this does anyone know? I haven't seen any huphesuchian fossils, but I
am familiar with Carroll and Dong's monograph on _Huphesuchus_. No
hint of a beak there: I would really like to see confirmation.
Are turtles neodiapsids, or parareptiles? I have an opinion on this,
but regardless, one new piece of data should be mentioned: recently
identified procolophonoid scutes have sculpturing and morphology more
like that of turtles than of any other group of armoured tetrapods.
This is consistent with the placement of turtles within parareptilia.
Lingham-Soliare has a new paper in _Lethaia_ on a _Mosasaurus_ brain
endocast that supposedly reveals a fatal injury. Shards of bone
preserved within the endocast indicate that the mosasaur was rammed,
its braincase was invaded, and it died of a cerebral trauma!

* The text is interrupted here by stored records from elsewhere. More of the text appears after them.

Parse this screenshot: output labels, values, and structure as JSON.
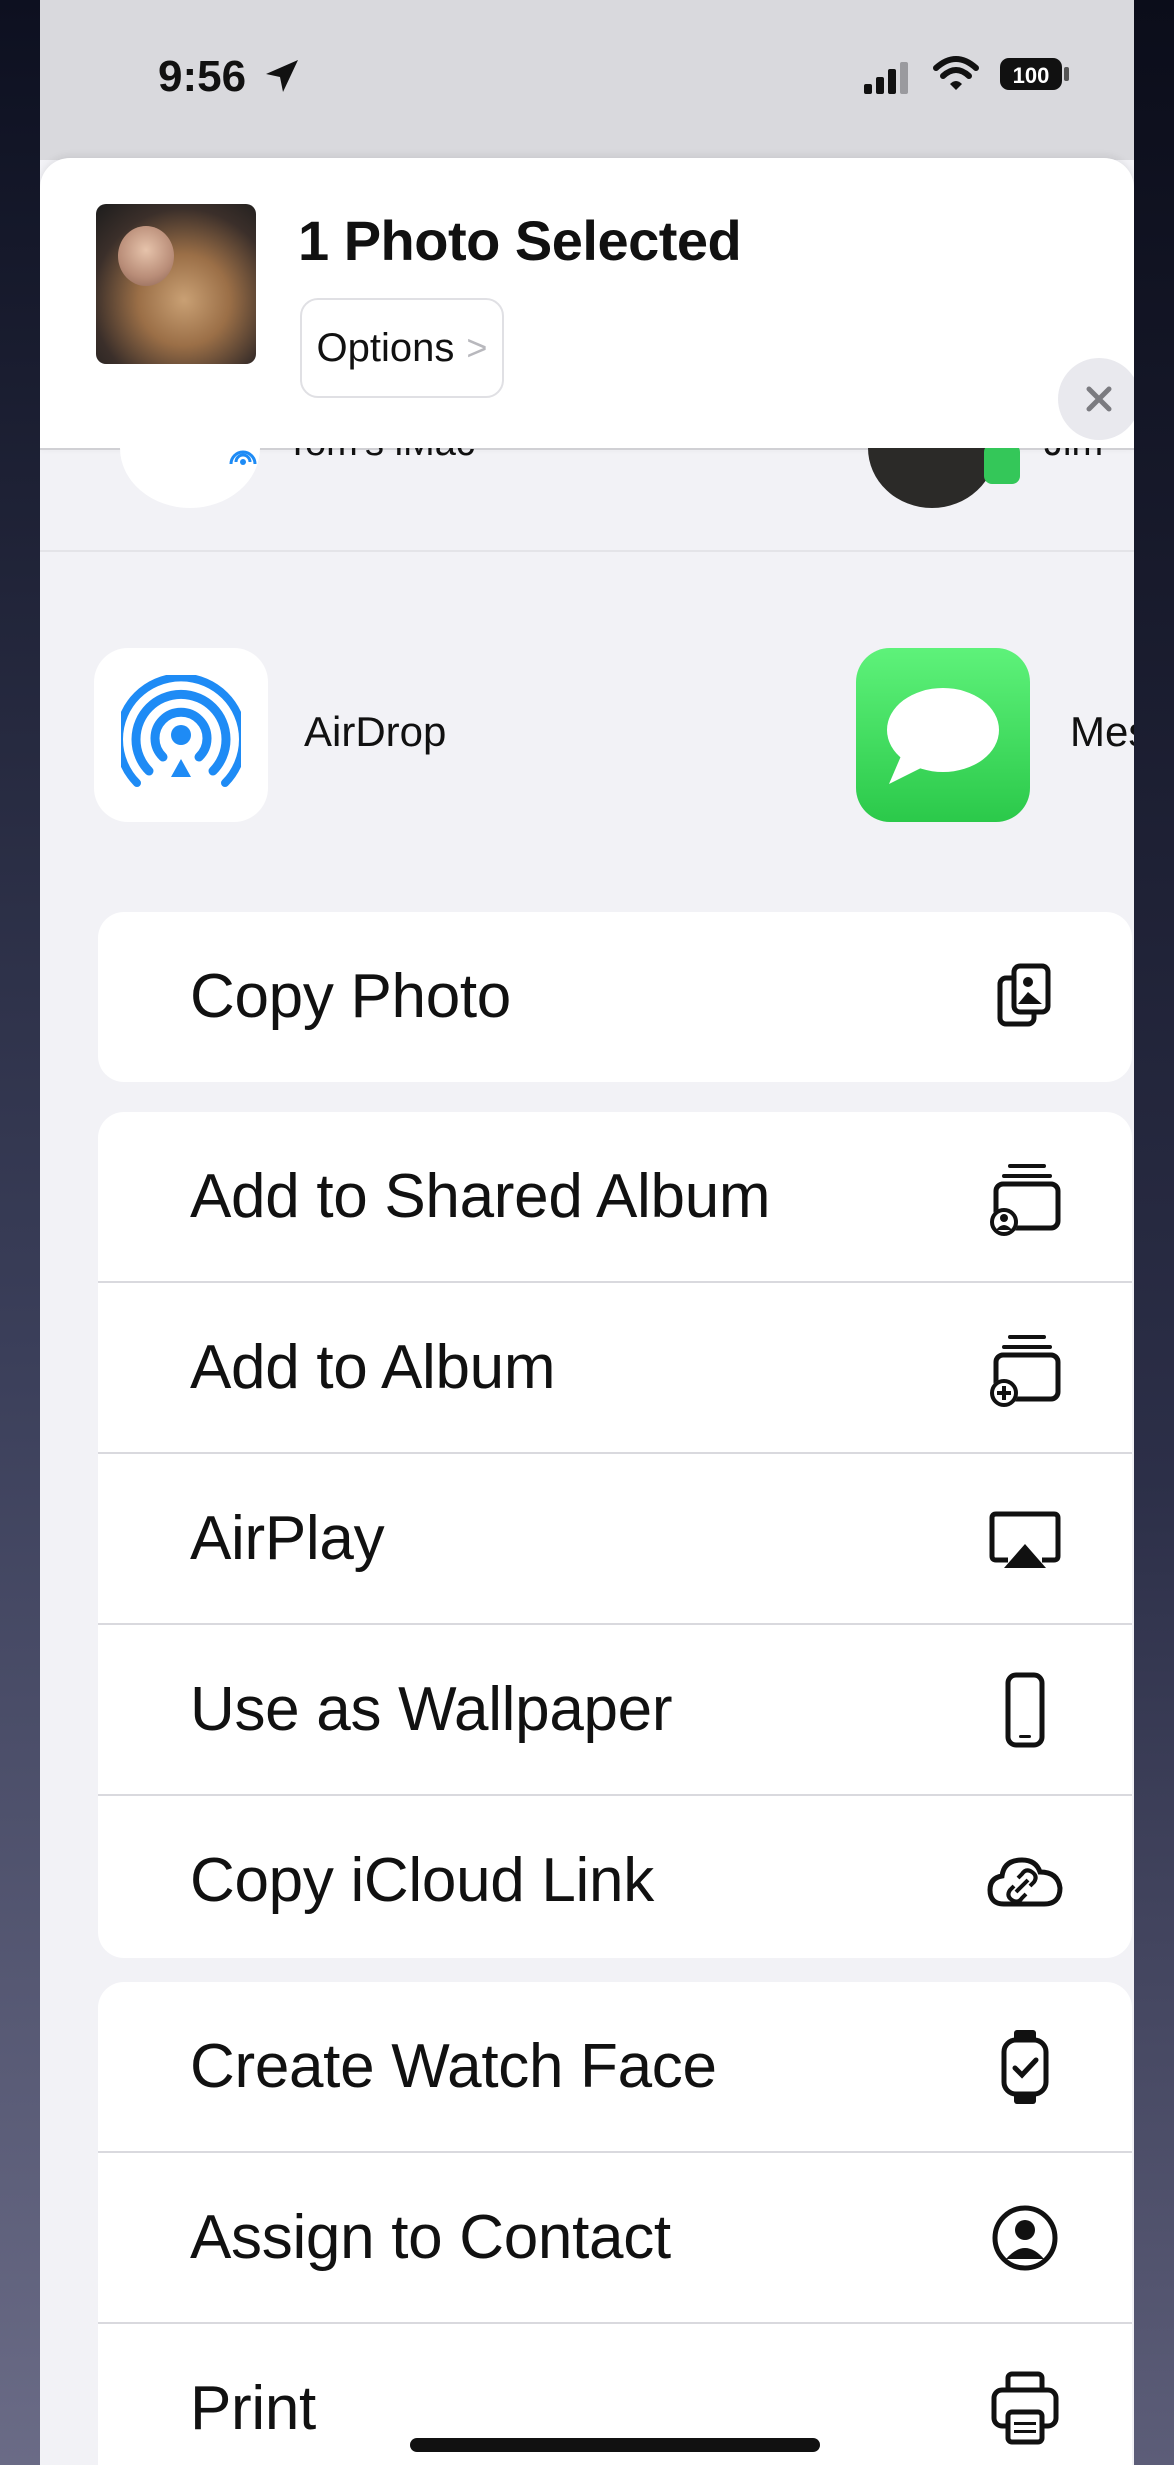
{
  "status_bar": {
    "time": "9:56",
    "battery": "100"
  },
  "share_header": {
    "title": "1 Photo Selected",
    "options_label": "Options",
    "options_chevron": ">"
  },
  "people": [
    {
      "label": "Tom's iMac"
    },
    {
      "label": "Jim"
    }
  ],
  "apps": [
    {
      "label": "AirDrop"
    },
    {
      "label": "Mess"
    }
  ],
  "actions": {
    "group1": [
      {
        "label": "Copy Photo",
        "icon": "copy-photo-icon"
      }
    ],
    "group2": [
      {
        "label": "Add to Shared Album",
        "icon": "shared-album-icon"
      },
      {
        "label": "Add to Album",
        "icon": "add-album-icon"
      },
      {
        "label": "AirPlay",
        "icon": "airplay-icon"
      },
      {
        "label": "Use as Wallpaper",
        "icon": "phone-icon"
      },
      {
        "label": "Copy iCloud Link",
        "icon": "icloud-link-icon"
      }
    ],
    "group3": [
      {
        "label": "Create Watch Face",
        "icon": "watch-icon"
      },
      {
        "label": "Assign to Contact",
        "icon": "contact-icon"
      },
      {
        "label": "Print",
        "icon": "printer-icon"
      }
    ]
  },
  "colors": {
    "messages_green": "#34c759",
    "airdrop_blue": "#1e8bf5",
    "sheet_bg": "#f2f2f6"
  }
}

Other
mosasaur specimens reveal injuries related to ramming behaviour (Dale
Russell has mentioned a tylosaur with a squashed rostral prow).
Tom Rich and colleagues assert in the same issue that
_Ausktribosphenos_ is a tribosphenid, and not a symmetrodont or
monotreme, as a number of other early mammals workers have argued in
"In the words of a famous rabbit, this means war: total and